Further, we are still gravely concerned that the climate and culture of victim shaming and blaming has just moved from one office- the CPS Law Department- to this new Office of Student Protection. A way to combat this mistrust is to start sharing some info about this office and also codify the investigatory procedure in the Student Code of Conduct. Is it the same one for bullying? CPS students, families, and communities deserve some transparency now on this new office.
Additionally, we’d love to know the plan for student, parent & educator feedback on the policy and procedural changes. Yes, those new policies were sorely needed and had to be implemented but they were top down and should be reviewed and modified based on feedback from those at the school level. For example, there are different interpretations of the new background check policy- some schools are requiring any parent who enters the school building for any type of meeting to have a background check. Other schools are allowing parents into LSC and PAC meetings and only require background checks for parents and others who interact with children. Some of our friends in community based organizations have had to shut down programming, like GED and ESL classes for parents, at neighborhood schools. This definitely impedes parent engagement at the school level, especially in black and brown communities. We would love an update on this and what types of changes will be made to policies so parents and community members can continue to participate at the school level.
The web page created & pushed to parents as a way to keep us abreast of developments has not been updated since September 7. It is very adult centric- meaning it’s geared toward parents & educators. We think there needs to be something added to make it accessible- and clear- to students, explaining what to do if they are a victim or know a victim. Everywhere on these pages---- there needs to be something like a flowchart (?) that includes the phone numbers for DCFS, OSP, and OIG and why you would call any of these offices. Yes, there are posters up at schools. But kids need this info, clearly laid out, on the CPS website. And probably prominently displayed on the district homepage.
Parents have a right to know if their school is using the mandated sexual health curriculum, if they are doing required trainings and following reporting laws. It is unclear if required training has happened and we are not sure what, if anything, has been put in place to ensure that all schools are using the CPS mandated sexual health curriculum.
Finally, critical clinician positions keep kids safe, healthy and in the best place possible so they can reach their academic and human potential. Many of these positions have been gutted and are at disgustingly low ratios. CPS needs, at minimum, 1,000 more social workers to meet the better than 1:250 ratio recommended. Put MORE social workers and school psychologists in the schools so that students have a place to deal with the stress and trauma they are facing. We'd like an update on efforts to increase wrap around supports for all of our students and what’s the plan to reach that 1,000 more?
Sexual misconduct and abuse happen, and this is not at all a unique CPS phenomenon, but what is disturbing is the utter lack of systems the district put in place to protect students after receiving hundreds of reports.
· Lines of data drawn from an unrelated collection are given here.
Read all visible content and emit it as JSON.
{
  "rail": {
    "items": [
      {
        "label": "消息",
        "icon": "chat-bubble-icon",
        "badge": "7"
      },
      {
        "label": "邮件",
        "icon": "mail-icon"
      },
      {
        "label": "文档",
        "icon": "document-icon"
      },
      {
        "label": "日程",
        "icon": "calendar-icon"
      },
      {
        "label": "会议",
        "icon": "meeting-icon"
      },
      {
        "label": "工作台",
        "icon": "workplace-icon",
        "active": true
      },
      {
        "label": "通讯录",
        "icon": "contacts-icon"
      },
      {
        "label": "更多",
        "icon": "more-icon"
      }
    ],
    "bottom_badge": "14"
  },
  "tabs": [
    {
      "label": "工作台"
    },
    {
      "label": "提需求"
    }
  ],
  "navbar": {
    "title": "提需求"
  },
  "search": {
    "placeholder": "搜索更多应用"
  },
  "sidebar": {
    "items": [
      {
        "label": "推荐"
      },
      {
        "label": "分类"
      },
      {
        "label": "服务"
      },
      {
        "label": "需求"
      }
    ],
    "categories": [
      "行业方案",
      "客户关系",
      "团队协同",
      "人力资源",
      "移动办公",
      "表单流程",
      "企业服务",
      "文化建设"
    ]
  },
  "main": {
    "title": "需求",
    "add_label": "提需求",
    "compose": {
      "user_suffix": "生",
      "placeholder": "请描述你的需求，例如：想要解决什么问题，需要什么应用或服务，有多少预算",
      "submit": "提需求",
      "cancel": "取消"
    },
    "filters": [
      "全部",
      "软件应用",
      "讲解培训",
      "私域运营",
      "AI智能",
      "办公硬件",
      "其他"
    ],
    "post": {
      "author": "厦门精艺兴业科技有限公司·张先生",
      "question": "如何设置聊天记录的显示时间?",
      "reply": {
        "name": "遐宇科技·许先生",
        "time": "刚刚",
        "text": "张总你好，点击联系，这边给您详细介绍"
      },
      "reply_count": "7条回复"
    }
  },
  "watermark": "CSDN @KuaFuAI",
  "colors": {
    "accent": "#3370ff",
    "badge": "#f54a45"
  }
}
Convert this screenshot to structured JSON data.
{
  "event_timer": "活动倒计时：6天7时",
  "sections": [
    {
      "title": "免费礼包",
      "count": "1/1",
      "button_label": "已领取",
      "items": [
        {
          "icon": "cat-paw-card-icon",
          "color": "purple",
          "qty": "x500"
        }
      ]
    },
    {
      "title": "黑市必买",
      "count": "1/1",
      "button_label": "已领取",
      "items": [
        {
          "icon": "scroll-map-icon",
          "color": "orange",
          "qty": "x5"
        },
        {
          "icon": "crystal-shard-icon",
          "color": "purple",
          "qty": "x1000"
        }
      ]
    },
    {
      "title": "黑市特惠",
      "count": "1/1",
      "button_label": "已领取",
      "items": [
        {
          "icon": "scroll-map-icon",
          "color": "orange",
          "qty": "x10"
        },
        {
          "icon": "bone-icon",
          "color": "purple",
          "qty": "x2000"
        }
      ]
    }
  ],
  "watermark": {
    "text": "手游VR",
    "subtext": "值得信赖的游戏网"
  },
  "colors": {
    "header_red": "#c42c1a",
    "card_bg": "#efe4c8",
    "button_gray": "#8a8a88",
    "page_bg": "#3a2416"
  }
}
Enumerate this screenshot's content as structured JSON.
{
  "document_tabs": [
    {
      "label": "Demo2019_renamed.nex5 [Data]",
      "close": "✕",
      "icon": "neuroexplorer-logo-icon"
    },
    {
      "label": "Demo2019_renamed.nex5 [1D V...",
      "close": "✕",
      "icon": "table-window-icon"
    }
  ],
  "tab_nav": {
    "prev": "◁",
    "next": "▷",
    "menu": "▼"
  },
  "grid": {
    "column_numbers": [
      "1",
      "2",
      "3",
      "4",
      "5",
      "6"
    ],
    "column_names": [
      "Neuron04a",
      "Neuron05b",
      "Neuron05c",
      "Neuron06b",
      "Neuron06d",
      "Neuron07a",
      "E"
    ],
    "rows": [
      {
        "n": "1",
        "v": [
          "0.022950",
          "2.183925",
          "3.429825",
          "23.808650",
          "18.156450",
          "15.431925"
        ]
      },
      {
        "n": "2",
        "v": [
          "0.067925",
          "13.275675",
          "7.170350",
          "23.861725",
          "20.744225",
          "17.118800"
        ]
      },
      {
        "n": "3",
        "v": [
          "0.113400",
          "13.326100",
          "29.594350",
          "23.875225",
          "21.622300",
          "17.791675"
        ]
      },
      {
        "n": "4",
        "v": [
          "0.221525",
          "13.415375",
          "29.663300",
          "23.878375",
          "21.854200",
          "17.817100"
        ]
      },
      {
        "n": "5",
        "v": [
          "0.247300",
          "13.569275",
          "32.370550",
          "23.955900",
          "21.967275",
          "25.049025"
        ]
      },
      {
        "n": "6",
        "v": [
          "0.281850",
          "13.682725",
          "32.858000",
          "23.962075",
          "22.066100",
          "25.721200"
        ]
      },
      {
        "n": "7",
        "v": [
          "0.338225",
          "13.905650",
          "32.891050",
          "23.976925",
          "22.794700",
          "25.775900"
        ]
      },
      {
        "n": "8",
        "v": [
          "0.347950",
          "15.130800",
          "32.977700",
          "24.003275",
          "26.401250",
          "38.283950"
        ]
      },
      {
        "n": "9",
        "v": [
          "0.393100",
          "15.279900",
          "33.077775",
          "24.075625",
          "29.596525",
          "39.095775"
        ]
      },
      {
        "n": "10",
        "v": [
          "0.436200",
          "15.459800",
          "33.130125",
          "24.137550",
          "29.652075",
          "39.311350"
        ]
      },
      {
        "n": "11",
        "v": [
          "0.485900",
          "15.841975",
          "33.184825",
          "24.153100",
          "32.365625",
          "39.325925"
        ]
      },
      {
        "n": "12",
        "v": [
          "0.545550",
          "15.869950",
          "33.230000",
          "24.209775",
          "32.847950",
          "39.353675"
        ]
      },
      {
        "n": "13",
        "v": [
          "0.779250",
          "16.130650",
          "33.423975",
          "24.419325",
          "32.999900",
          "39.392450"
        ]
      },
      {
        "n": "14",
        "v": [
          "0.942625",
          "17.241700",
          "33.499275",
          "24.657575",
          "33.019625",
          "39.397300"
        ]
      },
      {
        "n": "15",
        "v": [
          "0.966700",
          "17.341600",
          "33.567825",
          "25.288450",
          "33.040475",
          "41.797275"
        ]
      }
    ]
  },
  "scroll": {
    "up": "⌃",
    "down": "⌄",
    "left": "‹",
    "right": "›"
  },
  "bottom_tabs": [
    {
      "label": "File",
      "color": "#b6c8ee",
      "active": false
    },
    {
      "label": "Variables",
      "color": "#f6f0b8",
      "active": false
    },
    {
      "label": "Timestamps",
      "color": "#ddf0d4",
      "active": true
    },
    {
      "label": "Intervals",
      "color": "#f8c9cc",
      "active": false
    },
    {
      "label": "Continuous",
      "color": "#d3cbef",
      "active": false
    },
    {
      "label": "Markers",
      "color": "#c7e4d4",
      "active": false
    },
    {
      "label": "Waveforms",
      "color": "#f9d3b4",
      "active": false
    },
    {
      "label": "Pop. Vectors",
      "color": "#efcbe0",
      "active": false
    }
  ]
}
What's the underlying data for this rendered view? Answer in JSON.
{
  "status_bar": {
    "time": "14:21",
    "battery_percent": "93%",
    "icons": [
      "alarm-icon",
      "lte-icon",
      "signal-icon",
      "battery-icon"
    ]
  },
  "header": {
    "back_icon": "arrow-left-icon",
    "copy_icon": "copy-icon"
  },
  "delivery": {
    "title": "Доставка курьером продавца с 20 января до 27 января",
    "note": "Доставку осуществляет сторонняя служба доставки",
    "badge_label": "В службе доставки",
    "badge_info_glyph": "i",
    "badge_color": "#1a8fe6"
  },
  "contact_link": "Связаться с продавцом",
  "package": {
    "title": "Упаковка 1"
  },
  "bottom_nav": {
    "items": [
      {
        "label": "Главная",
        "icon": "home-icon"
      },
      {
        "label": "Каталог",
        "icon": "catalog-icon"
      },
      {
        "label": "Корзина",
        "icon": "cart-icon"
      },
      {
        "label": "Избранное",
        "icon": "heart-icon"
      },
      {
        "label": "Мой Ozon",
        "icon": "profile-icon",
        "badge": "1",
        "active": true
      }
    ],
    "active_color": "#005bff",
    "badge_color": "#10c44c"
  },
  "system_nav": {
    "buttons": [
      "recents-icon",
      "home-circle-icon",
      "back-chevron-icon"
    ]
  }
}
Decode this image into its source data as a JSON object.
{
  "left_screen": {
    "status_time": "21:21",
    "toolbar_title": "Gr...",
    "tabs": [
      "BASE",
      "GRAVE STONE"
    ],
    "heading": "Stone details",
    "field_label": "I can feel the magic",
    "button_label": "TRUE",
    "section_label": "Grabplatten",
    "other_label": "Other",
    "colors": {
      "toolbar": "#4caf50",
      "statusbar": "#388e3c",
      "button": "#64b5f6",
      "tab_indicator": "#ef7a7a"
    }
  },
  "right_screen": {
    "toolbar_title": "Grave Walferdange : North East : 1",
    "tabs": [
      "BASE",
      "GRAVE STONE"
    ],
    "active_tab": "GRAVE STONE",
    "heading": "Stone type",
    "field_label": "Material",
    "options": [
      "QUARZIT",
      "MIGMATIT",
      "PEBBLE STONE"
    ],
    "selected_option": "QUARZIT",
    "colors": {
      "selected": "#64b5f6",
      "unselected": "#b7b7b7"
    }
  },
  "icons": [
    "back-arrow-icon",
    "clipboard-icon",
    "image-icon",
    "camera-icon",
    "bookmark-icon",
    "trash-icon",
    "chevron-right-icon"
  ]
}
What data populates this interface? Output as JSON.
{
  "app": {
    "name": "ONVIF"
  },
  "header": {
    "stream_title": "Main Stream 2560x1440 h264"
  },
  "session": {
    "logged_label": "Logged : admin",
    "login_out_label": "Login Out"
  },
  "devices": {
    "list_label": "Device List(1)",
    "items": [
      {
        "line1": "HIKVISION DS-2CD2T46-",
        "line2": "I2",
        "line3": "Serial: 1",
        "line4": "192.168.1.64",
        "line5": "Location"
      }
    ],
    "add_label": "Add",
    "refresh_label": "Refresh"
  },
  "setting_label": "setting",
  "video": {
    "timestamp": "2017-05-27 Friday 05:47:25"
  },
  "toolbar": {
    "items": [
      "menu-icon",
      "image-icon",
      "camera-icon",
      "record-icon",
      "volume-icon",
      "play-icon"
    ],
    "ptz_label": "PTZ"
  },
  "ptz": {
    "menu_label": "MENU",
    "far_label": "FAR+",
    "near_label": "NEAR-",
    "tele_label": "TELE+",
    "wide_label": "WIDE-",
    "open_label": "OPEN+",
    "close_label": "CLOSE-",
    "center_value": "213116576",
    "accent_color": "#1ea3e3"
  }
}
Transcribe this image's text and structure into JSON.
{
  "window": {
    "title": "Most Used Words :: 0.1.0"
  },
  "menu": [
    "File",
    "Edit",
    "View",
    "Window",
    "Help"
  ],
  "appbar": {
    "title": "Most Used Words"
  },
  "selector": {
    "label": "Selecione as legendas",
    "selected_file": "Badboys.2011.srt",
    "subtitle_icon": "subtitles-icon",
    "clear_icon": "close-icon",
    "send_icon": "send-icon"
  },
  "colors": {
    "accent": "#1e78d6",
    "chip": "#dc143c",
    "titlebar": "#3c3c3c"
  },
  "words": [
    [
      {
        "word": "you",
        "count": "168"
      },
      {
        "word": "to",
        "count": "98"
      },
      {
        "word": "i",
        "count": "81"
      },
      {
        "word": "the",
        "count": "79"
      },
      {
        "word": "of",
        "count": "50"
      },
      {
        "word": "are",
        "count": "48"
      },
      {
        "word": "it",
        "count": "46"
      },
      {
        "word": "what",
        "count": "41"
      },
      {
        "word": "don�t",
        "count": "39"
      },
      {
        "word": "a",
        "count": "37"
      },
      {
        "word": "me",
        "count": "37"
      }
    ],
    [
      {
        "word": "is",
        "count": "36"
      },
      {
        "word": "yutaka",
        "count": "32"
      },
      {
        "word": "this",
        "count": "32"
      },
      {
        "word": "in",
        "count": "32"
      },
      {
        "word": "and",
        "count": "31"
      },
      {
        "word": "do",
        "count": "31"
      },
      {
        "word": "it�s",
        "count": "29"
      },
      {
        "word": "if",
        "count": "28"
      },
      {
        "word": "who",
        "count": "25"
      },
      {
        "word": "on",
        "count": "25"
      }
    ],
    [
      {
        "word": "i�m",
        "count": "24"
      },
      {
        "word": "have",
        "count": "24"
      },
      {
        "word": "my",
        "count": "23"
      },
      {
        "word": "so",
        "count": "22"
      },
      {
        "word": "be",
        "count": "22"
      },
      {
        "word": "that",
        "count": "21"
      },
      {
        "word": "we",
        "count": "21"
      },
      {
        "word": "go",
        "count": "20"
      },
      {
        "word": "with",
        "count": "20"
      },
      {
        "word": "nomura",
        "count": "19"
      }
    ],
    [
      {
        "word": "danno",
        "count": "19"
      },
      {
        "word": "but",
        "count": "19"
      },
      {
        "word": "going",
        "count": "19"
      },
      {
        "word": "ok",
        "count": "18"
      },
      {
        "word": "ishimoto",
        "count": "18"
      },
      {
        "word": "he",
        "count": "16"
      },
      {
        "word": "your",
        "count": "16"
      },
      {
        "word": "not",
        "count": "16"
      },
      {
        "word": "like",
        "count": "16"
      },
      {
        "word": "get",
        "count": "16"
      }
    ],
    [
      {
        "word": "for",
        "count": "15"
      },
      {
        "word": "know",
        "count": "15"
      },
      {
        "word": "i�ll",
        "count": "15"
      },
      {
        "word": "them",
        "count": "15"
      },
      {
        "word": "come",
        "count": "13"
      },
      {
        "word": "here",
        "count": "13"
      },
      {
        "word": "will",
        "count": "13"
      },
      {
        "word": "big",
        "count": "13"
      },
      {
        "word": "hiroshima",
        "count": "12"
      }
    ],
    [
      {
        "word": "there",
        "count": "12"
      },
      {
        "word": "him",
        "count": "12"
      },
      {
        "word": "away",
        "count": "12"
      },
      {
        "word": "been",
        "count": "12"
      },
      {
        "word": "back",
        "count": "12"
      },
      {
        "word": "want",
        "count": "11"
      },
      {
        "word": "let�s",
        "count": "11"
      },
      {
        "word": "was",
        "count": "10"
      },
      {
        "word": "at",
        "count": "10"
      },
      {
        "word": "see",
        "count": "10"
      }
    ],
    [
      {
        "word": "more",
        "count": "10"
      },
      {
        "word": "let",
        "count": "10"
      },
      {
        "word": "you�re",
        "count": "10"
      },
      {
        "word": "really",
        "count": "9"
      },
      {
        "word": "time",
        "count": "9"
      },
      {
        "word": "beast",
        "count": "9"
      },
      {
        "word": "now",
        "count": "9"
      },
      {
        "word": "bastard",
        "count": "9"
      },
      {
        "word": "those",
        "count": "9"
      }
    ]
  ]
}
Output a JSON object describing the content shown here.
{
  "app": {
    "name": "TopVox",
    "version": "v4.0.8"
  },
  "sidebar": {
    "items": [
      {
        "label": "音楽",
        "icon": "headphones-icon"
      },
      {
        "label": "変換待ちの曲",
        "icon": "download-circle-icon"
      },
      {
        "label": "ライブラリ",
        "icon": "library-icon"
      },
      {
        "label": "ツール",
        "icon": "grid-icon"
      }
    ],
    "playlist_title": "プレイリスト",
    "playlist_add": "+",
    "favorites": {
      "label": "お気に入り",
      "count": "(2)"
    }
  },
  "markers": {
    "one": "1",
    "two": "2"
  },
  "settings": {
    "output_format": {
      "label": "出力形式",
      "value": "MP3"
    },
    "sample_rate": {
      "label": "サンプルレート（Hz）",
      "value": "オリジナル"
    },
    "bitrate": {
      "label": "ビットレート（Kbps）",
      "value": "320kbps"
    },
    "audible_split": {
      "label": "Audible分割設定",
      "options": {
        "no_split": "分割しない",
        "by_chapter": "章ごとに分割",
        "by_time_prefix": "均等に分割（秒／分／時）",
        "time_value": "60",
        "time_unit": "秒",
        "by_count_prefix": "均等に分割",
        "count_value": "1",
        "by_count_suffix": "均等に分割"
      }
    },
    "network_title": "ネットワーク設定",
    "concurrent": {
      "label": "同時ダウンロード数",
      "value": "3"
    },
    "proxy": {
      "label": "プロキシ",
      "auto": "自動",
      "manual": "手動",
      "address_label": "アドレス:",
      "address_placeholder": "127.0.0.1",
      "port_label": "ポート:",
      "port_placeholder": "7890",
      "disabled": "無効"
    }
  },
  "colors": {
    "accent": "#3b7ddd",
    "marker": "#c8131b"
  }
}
The unelected Board of Ed and management at CPS failed to put together a plan to reduce this, and principals and schools acted as individual islands on their own with no oversight or procedure to follow. Righting this will be a long, ongoing process which will require public engagement, transparency, and accountability. Our children deserve nothing less. Thank you.
Please join us on Thursday, December 6: Betrayed: A Conversation with Chicago Tribune reporters. More information and RSVP here.